Task statement =>
Print out the data below with every line intact.
[Listed records]
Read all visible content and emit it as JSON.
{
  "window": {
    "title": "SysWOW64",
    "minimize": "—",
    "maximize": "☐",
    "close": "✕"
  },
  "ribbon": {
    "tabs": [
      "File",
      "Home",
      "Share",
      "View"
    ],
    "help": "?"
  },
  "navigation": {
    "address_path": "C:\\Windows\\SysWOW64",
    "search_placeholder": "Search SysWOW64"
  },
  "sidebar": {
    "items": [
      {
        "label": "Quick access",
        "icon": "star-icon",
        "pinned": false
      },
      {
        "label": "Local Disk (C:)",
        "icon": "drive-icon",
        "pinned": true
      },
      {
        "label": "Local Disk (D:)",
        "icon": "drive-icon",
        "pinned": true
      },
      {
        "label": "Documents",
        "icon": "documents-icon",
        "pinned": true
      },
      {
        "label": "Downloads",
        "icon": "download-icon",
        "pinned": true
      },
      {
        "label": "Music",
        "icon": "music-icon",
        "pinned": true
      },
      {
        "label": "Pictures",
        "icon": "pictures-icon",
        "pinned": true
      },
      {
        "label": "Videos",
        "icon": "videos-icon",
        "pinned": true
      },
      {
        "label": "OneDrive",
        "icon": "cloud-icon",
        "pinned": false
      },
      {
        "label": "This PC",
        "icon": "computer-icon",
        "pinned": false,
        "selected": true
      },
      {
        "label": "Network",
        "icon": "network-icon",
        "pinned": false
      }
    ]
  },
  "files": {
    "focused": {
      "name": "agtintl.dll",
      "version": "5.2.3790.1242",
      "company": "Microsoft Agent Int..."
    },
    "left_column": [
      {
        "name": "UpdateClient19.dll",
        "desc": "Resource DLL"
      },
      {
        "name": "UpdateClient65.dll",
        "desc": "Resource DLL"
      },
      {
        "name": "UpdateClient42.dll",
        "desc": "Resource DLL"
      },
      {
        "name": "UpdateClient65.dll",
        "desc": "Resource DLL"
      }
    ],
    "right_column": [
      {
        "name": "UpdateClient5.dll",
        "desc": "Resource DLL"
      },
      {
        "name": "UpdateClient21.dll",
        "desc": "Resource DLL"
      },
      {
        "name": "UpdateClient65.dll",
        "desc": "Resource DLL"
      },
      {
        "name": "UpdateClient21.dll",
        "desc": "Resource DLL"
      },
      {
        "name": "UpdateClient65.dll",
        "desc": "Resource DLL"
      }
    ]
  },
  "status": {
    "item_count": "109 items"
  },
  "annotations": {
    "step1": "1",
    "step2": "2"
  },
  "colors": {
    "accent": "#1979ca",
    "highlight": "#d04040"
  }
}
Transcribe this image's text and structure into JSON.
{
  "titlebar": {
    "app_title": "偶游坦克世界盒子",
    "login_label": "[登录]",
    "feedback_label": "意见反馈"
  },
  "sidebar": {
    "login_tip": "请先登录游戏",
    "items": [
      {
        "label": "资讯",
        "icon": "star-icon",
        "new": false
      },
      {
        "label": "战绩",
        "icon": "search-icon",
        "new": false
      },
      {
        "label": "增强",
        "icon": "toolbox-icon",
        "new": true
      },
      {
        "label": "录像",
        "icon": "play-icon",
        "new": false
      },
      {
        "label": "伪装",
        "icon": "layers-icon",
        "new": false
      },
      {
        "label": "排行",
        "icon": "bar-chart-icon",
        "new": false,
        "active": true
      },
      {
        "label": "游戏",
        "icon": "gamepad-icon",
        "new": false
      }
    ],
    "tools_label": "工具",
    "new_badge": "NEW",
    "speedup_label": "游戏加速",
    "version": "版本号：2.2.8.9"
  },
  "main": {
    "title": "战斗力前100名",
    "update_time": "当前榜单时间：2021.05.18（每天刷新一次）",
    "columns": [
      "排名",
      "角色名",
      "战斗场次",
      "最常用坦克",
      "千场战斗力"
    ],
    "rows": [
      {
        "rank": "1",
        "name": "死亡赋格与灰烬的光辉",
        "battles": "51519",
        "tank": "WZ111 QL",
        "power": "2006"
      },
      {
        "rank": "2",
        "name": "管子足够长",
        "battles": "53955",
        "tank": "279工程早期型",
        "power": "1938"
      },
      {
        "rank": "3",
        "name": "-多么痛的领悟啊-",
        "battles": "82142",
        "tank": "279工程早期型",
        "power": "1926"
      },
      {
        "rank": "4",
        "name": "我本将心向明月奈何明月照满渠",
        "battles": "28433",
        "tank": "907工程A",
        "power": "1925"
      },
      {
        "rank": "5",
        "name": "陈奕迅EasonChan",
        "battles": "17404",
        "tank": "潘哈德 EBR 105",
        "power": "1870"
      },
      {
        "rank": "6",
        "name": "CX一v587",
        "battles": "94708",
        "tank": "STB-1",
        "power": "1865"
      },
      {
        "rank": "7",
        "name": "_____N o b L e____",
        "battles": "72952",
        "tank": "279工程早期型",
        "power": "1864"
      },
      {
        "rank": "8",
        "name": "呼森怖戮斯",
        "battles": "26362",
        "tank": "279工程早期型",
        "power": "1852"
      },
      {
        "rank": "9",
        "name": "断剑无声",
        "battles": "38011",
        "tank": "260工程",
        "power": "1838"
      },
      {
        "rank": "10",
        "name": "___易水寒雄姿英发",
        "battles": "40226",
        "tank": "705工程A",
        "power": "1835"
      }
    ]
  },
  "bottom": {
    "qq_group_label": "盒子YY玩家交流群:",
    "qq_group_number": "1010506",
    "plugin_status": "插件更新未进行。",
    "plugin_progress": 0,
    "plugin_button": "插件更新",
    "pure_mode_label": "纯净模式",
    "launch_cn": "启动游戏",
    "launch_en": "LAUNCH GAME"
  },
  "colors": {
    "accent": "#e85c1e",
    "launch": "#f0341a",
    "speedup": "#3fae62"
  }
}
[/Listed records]
Task answer =>
Read all visible content and emit it as JSON.
{
  "window": {
    "title": "SysWOW64",
    "minimize": "—",
    "maximize": "☐",
    "close": "✕"
  },
  "ribbon": {
    "tabs": [
      "File",
      "Home",
      "Share",
      "View"
    ],
    "help": "?"
  },
  "navigation": {
    "address_path": "C:\\Windows\\SysWOW64",
    "search_placeholder": "Search SysWOW64"
  },
  "sidebar": {
    "items": [
      {
        "label": "Quick access",
        "icon": "star-icon",
        "pinned": false
      },
      {
        "label": "Local Disk (C:)",
        "icon": "drive-icon",
        "pinned": true
      },
      {
        "label": "Local Disk (D:)",
        "icon": "drive-icon",
        "pinned": true
      },
      {
        "label": "Documents",
        "icon": "documents-icon",
        "pinned": true
      },
      {
        "label": "Downloads",
        "icon": "download-icon",
        "pinned": true
      },
      {
        "label": "Music",
        "icon": "music-icon",
        "pinned": true
      },
      {
        "label": "Pictures",
        "icon": "pictures-icon",
        "pinned": true
      },
      {
        "label": "Videos",
        "icon": "videos-icon",
        "pinned": true
      },
      {
        "label": "OneDrive",
        "icon": "cloud-icon",
        "pinned": false
      },
      {
        "label": "This PC",
        "icon": "computer-icon",
        "pinned": false,
        "selected": true
      },
      {
        "label": "Network",
        "icon": "network-icon",
        "pinned": false
      }
    ]
  },
  "files": {
    "focused": {
      "name": "agtintl.dll",
      "version": "5.2.3790.1242",
      "company": "Microsoft Agent Int..."
    },
    "left_column": [
      {
        "name": "UpdateClient19.dll",
        "desc": "Resource DLL"
      },
      {
        "name": "UpdateClient65.dll",
        "desc": "Resource DLL"
      },
      {
        "name": "UpdateClient42.dll",
        "desc": "Resource DLL"
      },
      {
        "name": "UpdateClient65.dll",
        "desc": "Resource DLL"
      }
    ],
    "right_column": [
      {
        "name": "UpdateClient5.dll",
        "desc": "Resource DLL"
      },
      {
        "name": "UpdateClient21.dll",
        "desc": "Resource DLL"
      },
      {
        "name": "UpdateClient65.dll",
        "desc": "Resource DLL"
      },
      {
        "name": "UpdateClient21.dll",
        "desc": "Resource DLL"
      },
      {
        "name": "UpdateClient65.dll",
        "desc": "Resource DLL"
      }
    ]
  },
  "status": {
    "item_count": "109 items"
  },
  "annotations": {
    "step1": "1",
    "step2": "2"
  },
  "colors": {
    "accent": "#1979ca",
    "highlight": "#d04040"
  }
}
Transcribe this image's text and structure into JSON.
{
  "titlebar": {
    "app_title": "偶游坦克世界盒子",
    "login_label": "[登录]",
    "feedback_label": "意见反馈"
  },
  "sidebar": {
    "login_tip": "请先登录游戏",
    "items": [
      {
        "label": "资讯",
        "icon": "star-icon",
        "new": false
      },
      {
        "label": "战绩",
        "icon": "search-icon",
        "new": false
      },
      {
        "label": "增强",
        "icon": "toolbox-icon",
        "new": true
      },
      {
        "label": "录像",
        "icon": "play-icon",
        "new": false
      },
      {
        "label": "伪装",
        "icon": "layers-icon",
        "new": false
      },
      {
        "label": "排行",
        "icon": "bar-chart-icon",
        "new": false,
        "active": true
      },
      {
        "label": "游戏",
        "icon": "gamepad-icon",
        "new": false
      }
    ],
    "tools_label": "工具",
    "new_badge": "NEW",
    "speedup_label": "游戏加速",
    "version": "版本号：2.2.8.9"
  },
  "main": {
    "title": "战斗力前100名",
    "update_time": "当前榜单时间：2021.05.18（每天刷新一次）",
    "columns": [
      "排名",
      "角色名",
      "战斗场次",
      "最常用坦克",
      "千场战斗力"
    ],
    "rows": [
      {
        "rank": "1",
        "name": "死亡赋格与灰烬的光辉",
        "battles": "51519",
        "tank": "WZ111 QL",
        "power": "2006"
      },
      {
        "rank": "2",
        "name": "管子足够长",
        "battles": "53955",
        "tank": "279工程早期型",
        "power": "1938"
      },
      {
        "rank": "3",
        "name": "-多么痛的领悟啊-",
        "battles": "82142",
        "tank": "279工程早期型",
        "power": "1926"
      },
      {
        "rank": "4",
        "name": "我本将心向明月奈何明月照满渠",
        "battles": "28433",
        "tank": "907工程A",
        "power": "1925"
      },
      {
        "rank": "5",
        "name": "陈奕迅EasonChan",
        "battles": "17404",
        "tank": "潘哈德 EBR 105",
        "power": "1870"
      },
      {
        "rank": "6",
        "name": "CX一v587",
        "battles": "94708",
        "tank": "STB-1",
        "power": "1865"
      },
      {
        "rank": "7",
        "name": "_____N o b L e____",
        "battles": "72952",
        "tank": "279工程早期型",
        "power": "1864"
      },
      {
        "rank": "8",
        "name": "呼森怖戮斯",
        "battles": "26362",
        "tank": "279工程早期型",
        "power": "1852"
      },
      {
        "rank": "9",
        "name": "断剑无声",
        "battles": "38011",
        "tank": "260工程",
        "power": "1838"
      },
      {
        "rank": "10",
        "name": "___易水寒雄姿英发",
        "battles": "40226",
        "tank": "705工程A",
        "power": "1835"
      }
    ]
  },
  "bottom": {
    "qq_group_label": "盒子YY玩家交流群:",
    "qq_group_number": "1010506",
    "plugin_status": "插件更新未进行。",
    "plugin_progress": 0,
    "plugin_button": "插件更新",
    "pure_mode_label": "纯净模式",
    "launch_cn": "启动游戏",
    "launch_en": "LAUNCH GAME"
  },
  "colors": {
    "accent": "#e85c1e",
    "launch": "#f0341a",
    "speedup": "#3fae62"
  }
}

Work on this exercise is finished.